Problem description: Check each line of the entries below for the word "glyph", and copy the lines that have it.
*** Opening Recorded data ***
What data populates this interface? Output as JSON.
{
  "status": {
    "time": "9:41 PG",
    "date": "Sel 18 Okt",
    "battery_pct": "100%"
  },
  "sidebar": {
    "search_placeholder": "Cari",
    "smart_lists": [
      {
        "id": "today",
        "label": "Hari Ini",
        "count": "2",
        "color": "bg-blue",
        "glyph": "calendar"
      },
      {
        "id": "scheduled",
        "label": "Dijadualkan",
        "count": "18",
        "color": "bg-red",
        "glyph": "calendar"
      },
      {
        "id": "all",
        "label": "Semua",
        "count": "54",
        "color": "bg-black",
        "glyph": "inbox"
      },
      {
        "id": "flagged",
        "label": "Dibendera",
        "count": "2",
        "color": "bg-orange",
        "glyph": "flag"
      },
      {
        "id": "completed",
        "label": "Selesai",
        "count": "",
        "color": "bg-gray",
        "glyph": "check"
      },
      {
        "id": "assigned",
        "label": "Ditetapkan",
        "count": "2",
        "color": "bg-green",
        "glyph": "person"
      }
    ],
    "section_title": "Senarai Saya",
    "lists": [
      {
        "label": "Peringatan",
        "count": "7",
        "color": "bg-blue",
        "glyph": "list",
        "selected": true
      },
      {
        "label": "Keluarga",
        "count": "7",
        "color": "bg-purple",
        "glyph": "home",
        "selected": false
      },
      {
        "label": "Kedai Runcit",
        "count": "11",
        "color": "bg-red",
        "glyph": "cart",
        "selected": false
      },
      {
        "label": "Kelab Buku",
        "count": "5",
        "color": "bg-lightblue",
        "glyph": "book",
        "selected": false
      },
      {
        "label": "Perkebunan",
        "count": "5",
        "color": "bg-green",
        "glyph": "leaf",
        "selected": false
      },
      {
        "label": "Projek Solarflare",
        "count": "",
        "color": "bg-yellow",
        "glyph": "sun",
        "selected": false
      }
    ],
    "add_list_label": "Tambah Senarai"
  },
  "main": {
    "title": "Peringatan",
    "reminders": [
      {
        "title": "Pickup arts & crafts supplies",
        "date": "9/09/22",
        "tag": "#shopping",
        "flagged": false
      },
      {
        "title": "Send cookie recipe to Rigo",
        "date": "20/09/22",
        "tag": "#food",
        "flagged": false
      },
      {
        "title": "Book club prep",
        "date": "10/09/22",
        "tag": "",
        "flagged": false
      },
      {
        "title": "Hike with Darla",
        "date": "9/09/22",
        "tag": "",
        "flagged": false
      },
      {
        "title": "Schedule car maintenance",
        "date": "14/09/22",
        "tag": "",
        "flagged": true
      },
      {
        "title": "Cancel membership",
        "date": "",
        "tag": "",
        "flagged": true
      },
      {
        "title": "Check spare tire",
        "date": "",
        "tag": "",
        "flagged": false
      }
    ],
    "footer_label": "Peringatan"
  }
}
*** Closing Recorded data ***
Problem solution:
        "glyph": "calendar"
        "glyph": "calendar"
        "glyph": "inbox"
        "glyph": "flag"
        "glyph": "check"
        "glyph": "person"
        "glyph": "list",
        "glyph": "home",
        "glyph": "cart",
        "glyph": "book",
        "glyph": "leaf",
        "glyph": "sun",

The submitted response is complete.